Professor Susan Drummond joined Osgoode’s faculty in 1999, and specializes in the areas of legal anthropology, comparative law, civil law, family law, and wills and estates. She was the first student in Canada to graduate with both a civil and common law degree as well as a Master’s in Social Work. She has a doctorate in law from McGill University. Her BA in philosophy and her postgraduate Diplôme d’Etudes Approfondies from the Université d’Aix-Marseille, specializing in legal theory and legal anthropology, make her a truly interdisciplinary scholar. Beyond her publications in scholarly journals, she has published three books, Incorporating the Familiar: An Investigation into Legal Sensibilities in Nunavik, based on fieldwork on the interactions between state and non-state criminal law sensibilities in Inuit communities in northern Quebec; Mapping Marriage Law in Spanish Gitano Communities, based on field work on non-state family law in Andalucia, which won the Canadian Law and Society Association/Association canadienne droit et société 2006 Book Prize; and Unthinkable Thoughts; Academic Freedom and the One State Model for Israel and Palestine, based on fieldwork on the intersections between politically controversial ideas and the Canadian academy, was published in November, 2013.

Research Interests: Family Law, Estates and Trusts, Legal Theory, Comparative Law, Legal Anthropology

Professor Drummond is currently engaged in an extensive, fine-grained ethnographic study of elder law, elder financial abuse, and estates and trust law and litigation in Ontario, with a focus on legal practice, legal ethics, and legal professionalism in the associated bar.

 

Boisselle, Andrée

Andrée Boisselle’s research interests are in the areas of indigenous law, comparative and constitutional law, pluralism and postcolonial legal theory.  She is currently completing her doctorate in the Faculty of Law at the University of Victoria.  Her doctoral research on Stó:lõ constitutionalism and the Coast Salish legal tradition has been supported by scholarships from the Trudeau Foundation and the Social Sciences and Humanities Research Council of Canada.  Her master’s thesis critically examined the development of the duty to consult First Nations in Canadian law.  It received the Quebec Association of Law Professors Prize in 2008.  Before pursuing graduate studies, she practised litigation in Québec with McCarthy Tétrault LLP and did contractual work with the Supreme Court of Canada.

Bhabha, Faisal

Faisal Bhabha is an Associate Professor at Osgoode Hall Law School in Toronto, Canada. He also serves as the Faculty Director of the Canadian Common Law LLM degree program. He has researched and published in the areas of constitutional law, multiculturalism, law and religion, disability rights, national security and access to justice. He teaches constitutional law, human rights, legal ethics, and appellate advocacy.
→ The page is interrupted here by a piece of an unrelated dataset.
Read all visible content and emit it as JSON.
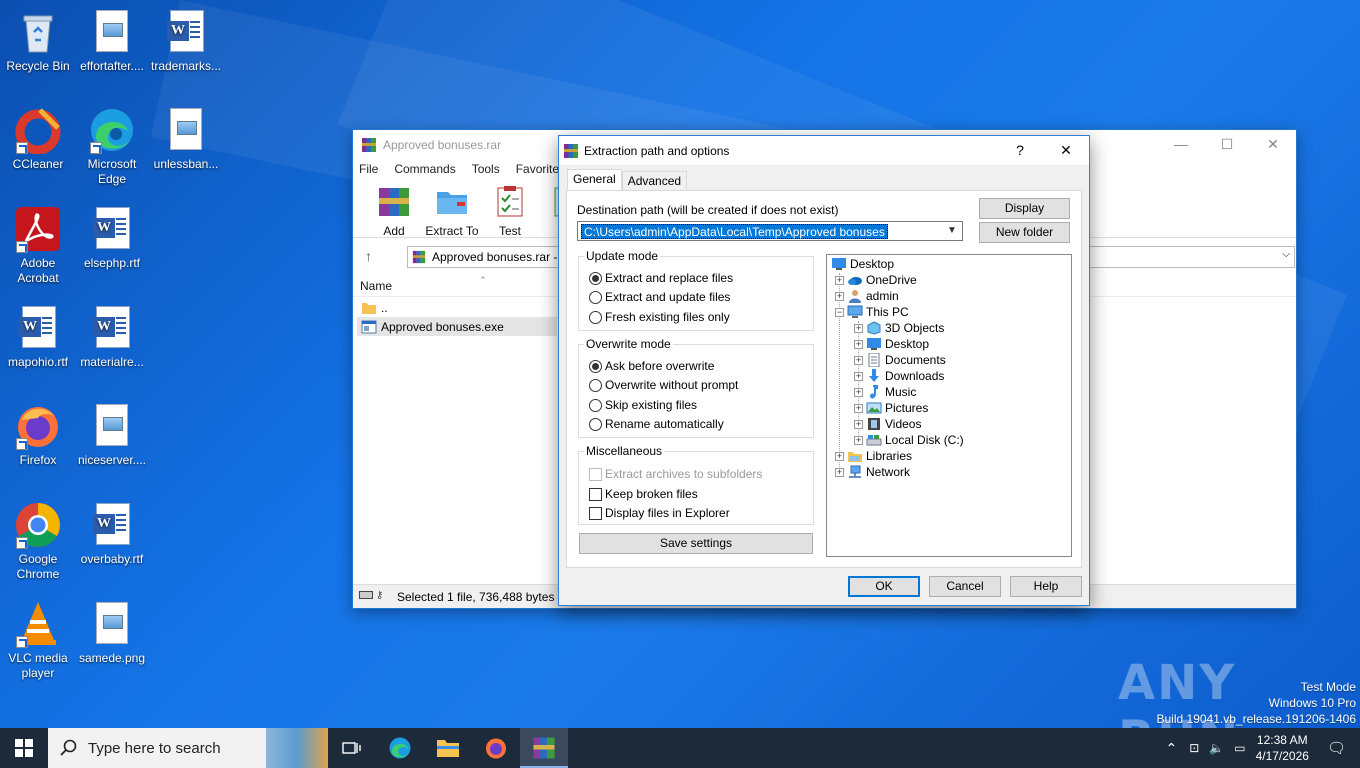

Previously, he sat as Vice-chair of the Human Rights Tribunal of Ontario (2008-2011). He maintains a varied public and private law practice, appearing before administrative boards and tribunals and at all levels of court, including the Supreme Court of Canada. He advises and represents a variety of individuals and public interest organizations in matters pertaining to constitutional law and human rights. He has appeared as an expert witness before Canadian parliamentary committees and served as a member of the Equity Advisory Group of the Law Society of Ontario. He has lived and worked in the Middle East and South Africa, and has lectured and taught in many countries. He is currently a senior editor with the International Review of Human Rights Law.

Research Interests: constitutional law; equality and anti-discrimination; administrative law; legal ethics and professionalism; legal process; dispute resolution; legal education